Wales beat host nation Argentina 30-25, while the French came up with a 36-20 win over Fiji in the other game in the Welsh pool. You have to go back to 2013 for the only time Wales have reached the final, so could this be the year that Dewi Lake’s side goes one better?
DEFENCE IS IN WALES’ DNA
Following the example set by the senior side who built their Six Nations Grand Slam on a solid red brick wall, Wales produced a defensive masterclass in the face of fierce pressure from hosts Argentina in Rosario on Tuesday. Organisationally they were superb and other than the break which saw Ignacio Mendy score a contender for try of the tournament from 50 metres out, they nailed their tackles time and time again. Jac Morgan made more (18) than any other player on the park and was joined in the top four tackle count by team-mates Dewi Lake and Tiaan Thomas-Wheeler. No wonder defence coach Byron Hayward is being tipped as Shaun Edwards’ successor.
FIJI ARE UP FOR THE CHALLENGE
Any fears that Fiji might find life back on the U20 Championship stage after a five-year absence a little difficult looked to be well founded when they conceded a try after just 83 seconds against defending champions France. From that point on, though, they showed glimpses of the form that won them promotion from the World Rugby U20 Trophy and also gave New Zealand and Australia the hurry up at the Oceania Rugby U20 Championship. While they looked as potent as ever from an attacking viewpoint, what will have pleased head coach Kele Leawere most is the discipline of his side.
SCRUM-HALVES ARE GAME-CHANGERS
We always knew this, for sure, but the first day’s action underlined how important scrum-halves can be to their team in their hour of need – or half an hour in the case of New Zealand. Replacement scrum-half Taufu Funaki produced a performance every bit as big as his afro hairstyle when coming on for Leroy Carter against Georgia with the scoreline precariously balanced at 19-13 in favour of the six-time champions. Funaki stamped his class on the match from the off and it’s no coincidence that New Zealand scored four tries during his 30-minute cameo to pull away and win 45-13. He wasn’t the only scrum-half to shine on Tuesday. Jaden Hendrikse was a box of tricks for the Junior Springboks, scoring two and setting up another, while fellow try-scorer Harri Morgan was similarly impressive in the number nine jersey for Wales.
WHAT SECOND SEASON SYNDROME?
Bad news for opponents, last year’s Player of the Tournament Jordan Joseph looks bigger and better than ever before. As a callow 17-year-old the France number eight took the U20 Championship by storm but with a season of Top 14 rugby under his belt at Racing 92, Joseph could raise the bar even higher in 2019. An opening day hat-trick against Fiji was not a bad way to start. Considering France were up against Fiji, being able to execute more offloads (six) than any other player on the pitch is a pretty impressive stat, too.

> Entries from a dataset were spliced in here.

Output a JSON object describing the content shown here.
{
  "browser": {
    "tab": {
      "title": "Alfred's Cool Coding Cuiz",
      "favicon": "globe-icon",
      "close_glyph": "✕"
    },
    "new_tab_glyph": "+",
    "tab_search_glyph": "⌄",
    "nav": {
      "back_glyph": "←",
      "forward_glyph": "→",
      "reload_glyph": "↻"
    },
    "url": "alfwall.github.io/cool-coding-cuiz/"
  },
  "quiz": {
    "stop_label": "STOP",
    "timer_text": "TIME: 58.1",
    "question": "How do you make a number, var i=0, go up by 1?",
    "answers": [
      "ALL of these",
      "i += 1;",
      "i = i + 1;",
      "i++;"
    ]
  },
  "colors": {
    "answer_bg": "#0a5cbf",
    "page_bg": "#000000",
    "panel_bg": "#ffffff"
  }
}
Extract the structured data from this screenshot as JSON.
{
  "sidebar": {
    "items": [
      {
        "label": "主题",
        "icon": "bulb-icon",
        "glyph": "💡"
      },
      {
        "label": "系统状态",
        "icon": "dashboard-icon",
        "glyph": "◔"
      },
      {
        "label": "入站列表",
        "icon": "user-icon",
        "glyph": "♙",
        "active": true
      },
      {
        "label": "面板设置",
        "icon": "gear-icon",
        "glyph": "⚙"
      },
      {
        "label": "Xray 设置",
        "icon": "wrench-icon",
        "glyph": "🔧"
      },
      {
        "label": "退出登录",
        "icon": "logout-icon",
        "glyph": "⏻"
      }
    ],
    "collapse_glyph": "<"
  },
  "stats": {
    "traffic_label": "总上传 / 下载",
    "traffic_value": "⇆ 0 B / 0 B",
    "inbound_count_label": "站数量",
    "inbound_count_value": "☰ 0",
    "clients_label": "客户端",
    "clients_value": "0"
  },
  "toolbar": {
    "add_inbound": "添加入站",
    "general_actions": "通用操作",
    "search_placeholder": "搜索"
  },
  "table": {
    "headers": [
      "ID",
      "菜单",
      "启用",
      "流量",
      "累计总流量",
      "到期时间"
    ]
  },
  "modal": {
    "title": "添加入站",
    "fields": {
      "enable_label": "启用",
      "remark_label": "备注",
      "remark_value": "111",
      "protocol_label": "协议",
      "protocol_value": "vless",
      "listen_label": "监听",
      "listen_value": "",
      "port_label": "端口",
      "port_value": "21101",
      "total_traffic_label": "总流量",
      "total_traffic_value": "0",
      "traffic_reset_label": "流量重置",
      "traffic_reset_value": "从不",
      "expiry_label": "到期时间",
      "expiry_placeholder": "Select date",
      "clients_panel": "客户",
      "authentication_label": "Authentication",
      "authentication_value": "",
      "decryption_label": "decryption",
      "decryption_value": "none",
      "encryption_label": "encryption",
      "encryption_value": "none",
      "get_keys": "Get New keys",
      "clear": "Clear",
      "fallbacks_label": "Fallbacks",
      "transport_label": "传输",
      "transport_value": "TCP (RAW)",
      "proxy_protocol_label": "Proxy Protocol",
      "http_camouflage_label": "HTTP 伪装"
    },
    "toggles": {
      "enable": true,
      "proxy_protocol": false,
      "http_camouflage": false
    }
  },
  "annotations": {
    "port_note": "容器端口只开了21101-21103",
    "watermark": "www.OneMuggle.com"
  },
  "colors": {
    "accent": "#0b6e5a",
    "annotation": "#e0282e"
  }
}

MOMENTUM IS EVERYTHING
Confidence is oozing through the Ireland team right now as the U20 Six Nations Grand Slam winners attempt to augment their status as Europe’s number one side with a first-ever world crown. Three times Ireland found themselves behind on the scoreboard in their opening encounter against England but, brilliantly led by Charlie Ryan, they found a way back on each occasion. This is a team that does not know how to lose at present, and that resilience – remember injury has deprived them of some leading lights – could take them all the way.